[To do]
Read the records below and report each line in which "JSON" occurs.

___ Stored data ___

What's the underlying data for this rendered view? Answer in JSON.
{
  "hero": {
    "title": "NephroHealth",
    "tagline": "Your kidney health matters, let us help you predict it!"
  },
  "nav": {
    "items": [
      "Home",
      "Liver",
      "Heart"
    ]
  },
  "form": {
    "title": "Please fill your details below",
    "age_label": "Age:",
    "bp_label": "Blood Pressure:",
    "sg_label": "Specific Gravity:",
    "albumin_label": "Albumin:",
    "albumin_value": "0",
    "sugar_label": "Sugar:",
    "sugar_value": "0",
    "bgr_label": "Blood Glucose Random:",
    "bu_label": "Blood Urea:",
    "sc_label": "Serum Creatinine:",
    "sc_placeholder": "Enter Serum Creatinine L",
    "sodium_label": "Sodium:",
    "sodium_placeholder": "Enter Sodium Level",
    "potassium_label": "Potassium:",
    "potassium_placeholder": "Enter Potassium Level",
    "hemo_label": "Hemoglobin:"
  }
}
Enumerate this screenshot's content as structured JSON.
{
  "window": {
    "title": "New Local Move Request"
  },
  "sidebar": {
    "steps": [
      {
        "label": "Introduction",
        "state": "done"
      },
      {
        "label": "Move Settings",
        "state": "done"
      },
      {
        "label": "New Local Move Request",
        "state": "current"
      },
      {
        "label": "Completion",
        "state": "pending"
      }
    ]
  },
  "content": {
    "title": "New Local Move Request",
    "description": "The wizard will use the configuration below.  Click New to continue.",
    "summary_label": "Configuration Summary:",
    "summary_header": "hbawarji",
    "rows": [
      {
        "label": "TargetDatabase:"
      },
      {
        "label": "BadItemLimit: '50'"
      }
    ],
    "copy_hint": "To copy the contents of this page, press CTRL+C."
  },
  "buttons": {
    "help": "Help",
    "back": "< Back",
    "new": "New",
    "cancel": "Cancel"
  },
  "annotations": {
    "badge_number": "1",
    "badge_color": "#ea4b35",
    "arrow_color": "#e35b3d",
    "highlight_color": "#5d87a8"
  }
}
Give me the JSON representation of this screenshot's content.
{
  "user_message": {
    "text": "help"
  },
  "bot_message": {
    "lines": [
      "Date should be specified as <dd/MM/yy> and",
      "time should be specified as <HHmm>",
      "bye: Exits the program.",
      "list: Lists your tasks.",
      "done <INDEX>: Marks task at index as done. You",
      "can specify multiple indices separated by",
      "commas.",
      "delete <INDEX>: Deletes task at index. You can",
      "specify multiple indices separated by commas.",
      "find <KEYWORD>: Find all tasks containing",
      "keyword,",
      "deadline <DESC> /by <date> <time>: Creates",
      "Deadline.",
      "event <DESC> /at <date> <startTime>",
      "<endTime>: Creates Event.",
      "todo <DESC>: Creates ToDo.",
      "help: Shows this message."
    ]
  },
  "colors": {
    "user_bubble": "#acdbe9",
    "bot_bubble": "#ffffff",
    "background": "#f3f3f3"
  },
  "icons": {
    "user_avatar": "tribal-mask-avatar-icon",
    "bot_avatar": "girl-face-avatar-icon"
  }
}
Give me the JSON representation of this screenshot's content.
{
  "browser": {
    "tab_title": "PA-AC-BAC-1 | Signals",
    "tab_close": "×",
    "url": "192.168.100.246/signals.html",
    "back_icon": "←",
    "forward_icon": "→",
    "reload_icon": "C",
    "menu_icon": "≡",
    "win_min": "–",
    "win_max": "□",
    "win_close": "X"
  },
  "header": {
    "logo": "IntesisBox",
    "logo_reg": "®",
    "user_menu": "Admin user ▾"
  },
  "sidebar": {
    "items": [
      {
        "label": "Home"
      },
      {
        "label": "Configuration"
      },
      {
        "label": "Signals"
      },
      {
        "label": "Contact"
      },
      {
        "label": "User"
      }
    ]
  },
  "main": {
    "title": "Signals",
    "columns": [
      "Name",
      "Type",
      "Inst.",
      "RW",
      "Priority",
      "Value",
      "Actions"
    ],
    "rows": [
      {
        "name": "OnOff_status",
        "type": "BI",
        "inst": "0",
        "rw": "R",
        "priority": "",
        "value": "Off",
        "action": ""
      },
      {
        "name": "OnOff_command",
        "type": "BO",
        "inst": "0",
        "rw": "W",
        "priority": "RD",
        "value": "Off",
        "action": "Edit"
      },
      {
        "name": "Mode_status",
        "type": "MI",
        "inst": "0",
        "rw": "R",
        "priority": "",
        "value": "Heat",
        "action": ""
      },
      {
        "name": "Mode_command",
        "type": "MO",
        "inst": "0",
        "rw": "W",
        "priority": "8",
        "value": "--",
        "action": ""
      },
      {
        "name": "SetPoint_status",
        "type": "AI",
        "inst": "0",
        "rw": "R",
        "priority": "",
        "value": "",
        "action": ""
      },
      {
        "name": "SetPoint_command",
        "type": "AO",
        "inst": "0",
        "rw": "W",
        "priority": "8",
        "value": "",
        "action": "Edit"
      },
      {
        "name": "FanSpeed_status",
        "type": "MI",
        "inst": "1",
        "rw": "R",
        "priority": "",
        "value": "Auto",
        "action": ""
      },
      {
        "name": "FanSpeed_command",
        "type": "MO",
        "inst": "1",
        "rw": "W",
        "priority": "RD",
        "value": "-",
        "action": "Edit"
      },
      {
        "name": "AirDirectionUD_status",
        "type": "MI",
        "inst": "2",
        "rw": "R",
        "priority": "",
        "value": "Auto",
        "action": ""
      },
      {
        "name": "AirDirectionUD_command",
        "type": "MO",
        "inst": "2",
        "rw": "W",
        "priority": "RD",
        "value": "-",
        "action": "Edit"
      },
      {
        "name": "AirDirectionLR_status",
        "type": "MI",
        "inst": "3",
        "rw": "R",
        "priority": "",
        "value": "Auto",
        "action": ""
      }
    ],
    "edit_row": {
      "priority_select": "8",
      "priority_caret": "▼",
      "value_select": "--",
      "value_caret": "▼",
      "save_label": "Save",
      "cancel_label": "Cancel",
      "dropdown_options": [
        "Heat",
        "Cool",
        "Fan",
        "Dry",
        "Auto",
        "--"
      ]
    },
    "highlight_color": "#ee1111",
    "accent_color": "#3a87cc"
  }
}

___

[Exercise output]
What's the underlying data for this rendered view? Answer in JSON.
Enumerate this screenshot's content as structured JSON.
Give me the JSON representation of this screenshot's content.
Give me the JSON representation of this screenshot's content.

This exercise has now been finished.